**RECORDS FOR THE TASK**.
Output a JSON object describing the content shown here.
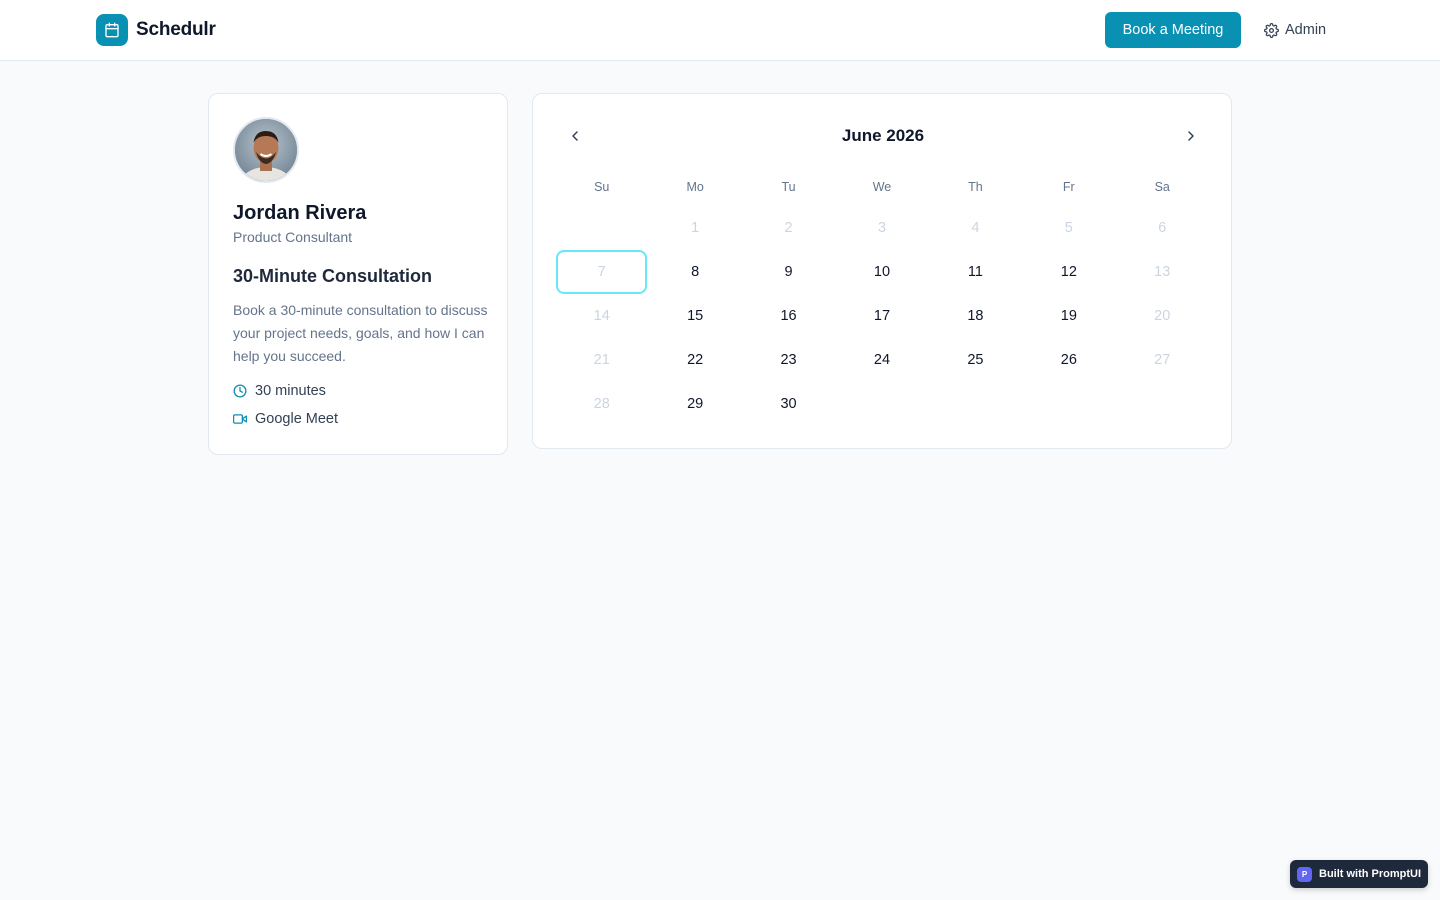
{
  "app": {
    "brand_name": "Schedulr",
    "brand_icon": "calendar-icon",
    "accent_color": "#0891b2"
  },
  "header": {
    "book_label": "Book a Meeting",
    "admin_label": "Admin"
  },
  "profile": {
    "name": "Jordan Rivera",
    "role": "Product Consultant",
    "event_title": "30-Minute Consultation",
    "description": "Book a 30-minute consultation to discuss your project needs, goals, and how I can help you succeed.",
    "duration": "30 minutes",
    "location": "Google Meet"
  },
  "calendar": {
    "month_label": "June 2026",
    "weekdays": [
      "Su",
      "Mo",
      "Tu",
      "We",
      "Th",
      "Fr",
      "Sa"
    ],
    "leading_blanks": 1,
    "days": [
      {
        "label": "1",
        "state": "unavailable"
      },
      {
        "label": "2",
        "state": "unavailable"
      },
      {
        "label": "3",
        "state": "unavailable"
      },
      {
        "label": "4",
        "state": "unavailable"
      },
      {
        "label": "5",
        "state": "unavailable"
      },
      {
        "label": "6",
        "state": "unavailable"
      },
      {
        "label": "7",
        "state": "today"
      },
      {
        "label": "8",
        "state": "available"
      },
      {
        "label": "9",
        "state": "available"
      },
      {
        "label": "10",
        "state": "available"
      },
      {
        "label": "11",
        "state": "available"
      },
      {
        "label": "12",
        "state": "available"
      },
      {
        "label": "13",
        "state": "unavailable"
      },
      {
        "label": "14",
        "state": "unavailable"
      },
      {
        "label": "15",
        "state": "available"
      },
      {
        "label": "16",
        "state": "available"
      },
      {
        "label": "17",
        "state": "available"
      },
      {
        "label": "18",
        "state": "available"
      },
      {
        "label": "19",
        "state": "available"
      },
      {
        "label": "20",
        "state": "unavailable"
      },
      {
        "label": "21",
        "state": "unavailable"
      },
      {
        "label": "22",
        "state": "available"
      },
      {
        "label": "23",
        "state": "available"
      },
      {
        "label": "24",
        "state": "available"
      },
      {
        "label": "25",
        "state": "available"
      },
      {
        "label": "26",
        "state": "available"
      },
      {
        "label": "27",
        "state": "unavailable"
      },
      {
        "label": "28",
        "state": "unavailable"
      },
      {
        "label": "29",
        "state": "available"
      },
      {
        "label": "30",
        "state": "available"
      }
    ]
  },
  "badge": {
    "logo_letter": "P",
    "label": "Built with PromptUI"
  }
}
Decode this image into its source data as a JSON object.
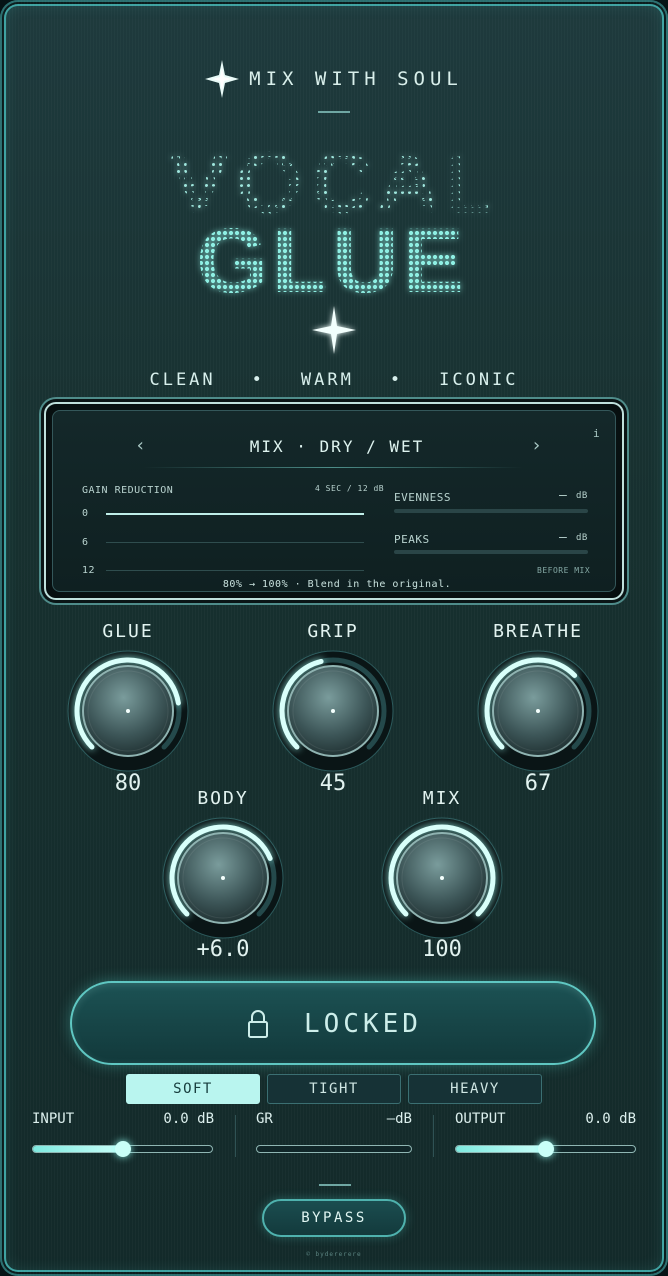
{
  "brand": {
    "text": "MIX WITH SOUL",
    "icon": "sparkle-star-icon"
  },
  "title": {
    "line1": "VOCAL",
    "line2": "GLUE"
  },
  "tagline": [
    "CLEAN",
    "•",
    "WARM",
    "•",
    "ICONIC"
  ],
  "screen": {
    "mode": "MIX · DRY / WET",
    "prev_icon": "chevron-left-icon",
    "next_icon": "chevron-right-icon",
    "info": "i",
    "gain_reduction_label": "GAIN REDUCTION",
    "window": "4 SEC / 12 dB",
    "scale": [
      "0",
      "6",
      "12"
    ],
    "evenness_label": "EVENNESS",
    "evenness_value": "—",
    "evenness_unit": "dB",
    "peaks_label": "PEAKS",
    "peaks_value": "—",
    "peaks_unit": "dB",
    "before_mix": "BEFORE MIX",
    "hint": "80% → 100% · Blend in the original."
  },
  "knobs": [
    {
      "label": "GLUE",
      "value": "80",
      "level": 0.8
    },
    {
      "label": "GRIP",
      "value": "45",
      "level": 0.45
    },
    {
      "label": "BREATHE",
      "value": "67",
      "level": 0.67
    },
    {
      "label": "BODY",
      "value": "+6.0",
      "level": 0.75
    },
    {
      "label": "MIX",
      "value": "100",
      "level": 1.0
    }
  ],
  "locked_button": {
    "label": "LOCKED",
    "icon": "lock-icon"
  },
  "modes": [
    {
      "label": "SOFT",
      "active": true
    },
    {
      "label": "TIGHT",
      "active": false
    },
    {
      "label": "HEAVY",
      "active": false
    }
  ],
  "meters": {
    "input": {
      "label": "INPUT",
      "value": "0.0 dB",
      "level": 0.5
    },
    "gr": {
      "label": "GR",
      "value": "—dB",
      "level": 0.0
    },
    "output": {
      "label": "OUTPUT",
      "value": "0.0 dB",
      "level": 0.5
    }
  },
  "bypass": {
    "label": "BYPASS"
  },
  "credit": "© bydererere",
  "colors": {
    "accent": "#7ee9df",
    "panel": "#17302f",
    "screen": "#0f2021",
    "active_segment": "#b9f5ef"
  }
}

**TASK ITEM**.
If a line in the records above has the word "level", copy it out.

**RESPONSE BELOW**.
      "level": 0.8
      "level": 0.45
      "level": 0.67
      "level": 0.75
      "level": 1.0
      "level": 0.5
      "level": 0.0
      "level": 0.5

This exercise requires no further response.